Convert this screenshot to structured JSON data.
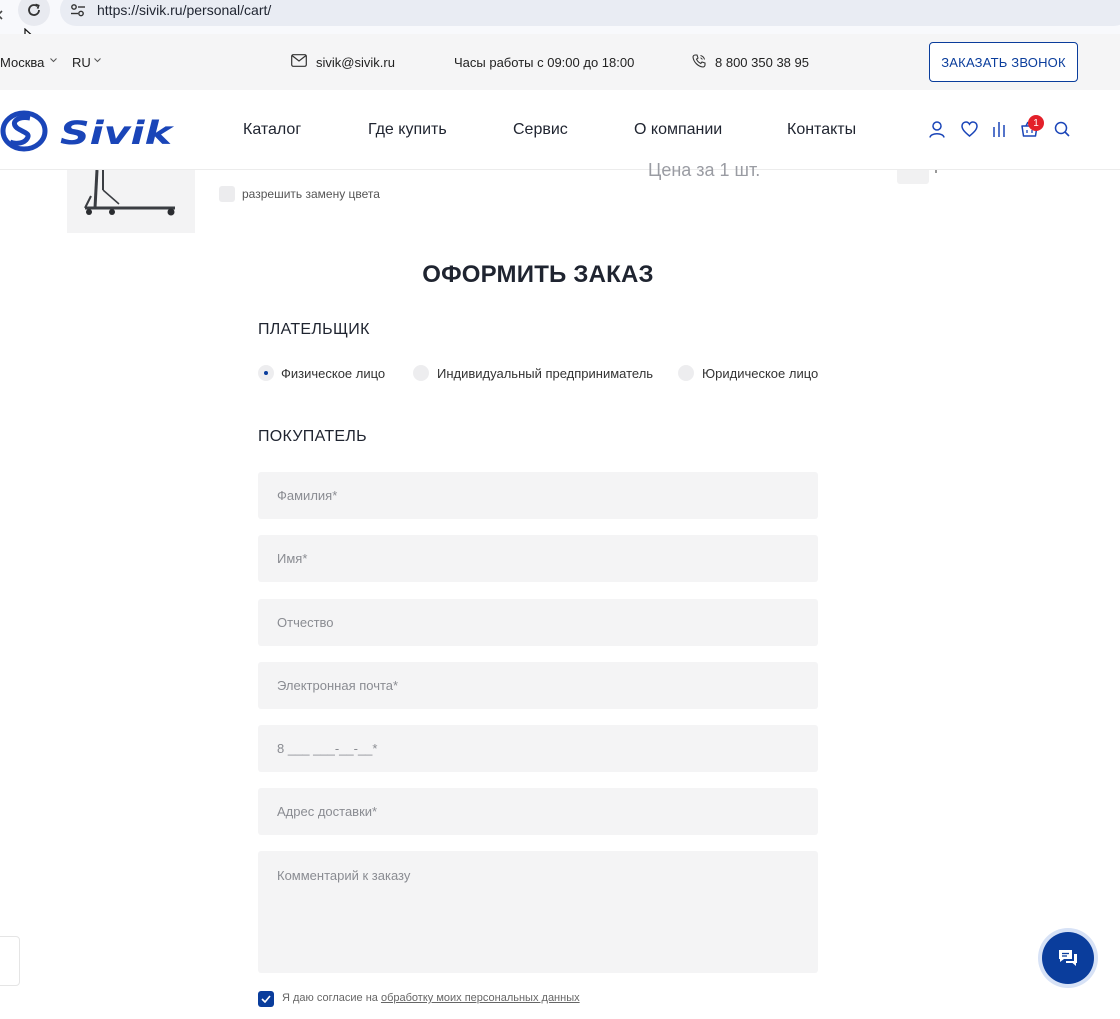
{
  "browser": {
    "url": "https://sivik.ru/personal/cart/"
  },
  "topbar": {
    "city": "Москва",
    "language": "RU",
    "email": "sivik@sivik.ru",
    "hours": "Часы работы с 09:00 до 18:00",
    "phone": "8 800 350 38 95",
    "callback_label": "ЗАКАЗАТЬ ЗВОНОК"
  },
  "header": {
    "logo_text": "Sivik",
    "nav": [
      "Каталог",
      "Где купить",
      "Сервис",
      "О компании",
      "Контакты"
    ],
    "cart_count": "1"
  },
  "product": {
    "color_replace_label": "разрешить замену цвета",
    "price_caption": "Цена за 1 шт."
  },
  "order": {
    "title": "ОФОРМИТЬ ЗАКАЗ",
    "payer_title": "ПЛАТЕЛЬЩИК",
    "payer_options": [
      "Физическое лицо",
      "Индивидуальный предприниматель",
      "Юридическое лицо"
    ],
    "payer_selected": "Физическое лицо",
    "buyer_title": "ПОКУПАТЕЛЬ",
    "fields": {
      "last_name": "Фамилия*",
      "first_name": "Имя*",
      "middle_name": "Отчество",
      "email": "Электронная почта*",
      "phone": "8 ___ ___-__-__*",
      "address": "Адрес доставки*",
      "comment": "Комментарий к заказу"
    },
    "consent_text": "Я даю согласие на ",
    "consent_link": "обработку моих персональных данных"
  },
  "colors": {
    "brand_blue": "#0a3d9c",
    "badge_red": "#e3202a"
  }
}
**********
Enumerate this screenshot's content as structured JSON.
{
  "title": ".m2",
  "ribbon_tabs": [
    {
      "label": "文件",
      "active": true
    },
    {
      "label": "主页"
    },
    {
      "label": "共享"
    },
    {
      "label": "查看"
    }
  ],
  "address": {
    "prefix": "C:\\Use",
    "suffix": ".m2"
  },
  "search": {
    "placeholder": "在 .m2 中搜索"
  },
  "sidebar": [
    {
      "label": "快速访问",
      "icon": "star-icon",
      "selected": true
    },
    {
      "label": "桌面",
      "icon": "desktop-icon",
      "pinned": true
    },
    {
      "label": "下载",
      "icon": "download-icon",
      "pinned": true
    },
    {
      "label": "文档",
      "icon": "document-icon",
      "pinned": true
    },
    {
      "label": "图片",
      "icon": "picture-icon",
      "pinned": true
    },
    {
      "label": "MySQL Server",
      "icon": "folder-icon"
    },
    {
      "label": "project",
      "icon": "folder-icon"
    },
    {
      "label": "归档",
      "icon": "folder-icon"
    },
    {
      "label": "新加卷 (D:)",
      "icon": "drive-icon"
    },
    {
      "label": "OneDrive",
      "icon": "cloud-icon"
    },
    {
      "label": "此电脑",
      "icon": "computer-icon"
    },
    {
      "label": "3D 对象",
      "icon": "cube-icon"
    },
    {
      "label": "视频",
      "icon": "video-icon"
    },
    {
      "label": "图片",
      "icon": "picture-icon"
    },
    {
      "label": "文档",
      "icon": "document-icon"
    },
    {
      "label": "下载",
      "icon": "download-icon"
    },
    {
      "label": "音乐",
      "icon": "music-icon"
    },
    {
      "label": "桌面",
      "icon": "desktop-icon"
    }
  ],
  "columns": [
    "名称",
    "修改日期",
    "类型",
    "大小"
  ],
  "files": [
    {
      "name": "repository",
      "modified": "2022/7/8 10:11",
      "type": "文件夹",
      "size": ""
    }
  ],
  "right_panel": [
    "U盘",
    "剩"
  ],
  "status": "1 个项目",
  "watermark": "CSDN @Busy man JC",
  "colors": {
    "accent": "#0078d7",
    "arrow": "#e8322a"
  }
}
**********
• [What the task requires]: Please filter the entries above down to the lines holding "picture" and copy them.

• [Exercise solution]:
      "icon": "picture-icon",
      "icon": "picture-icon"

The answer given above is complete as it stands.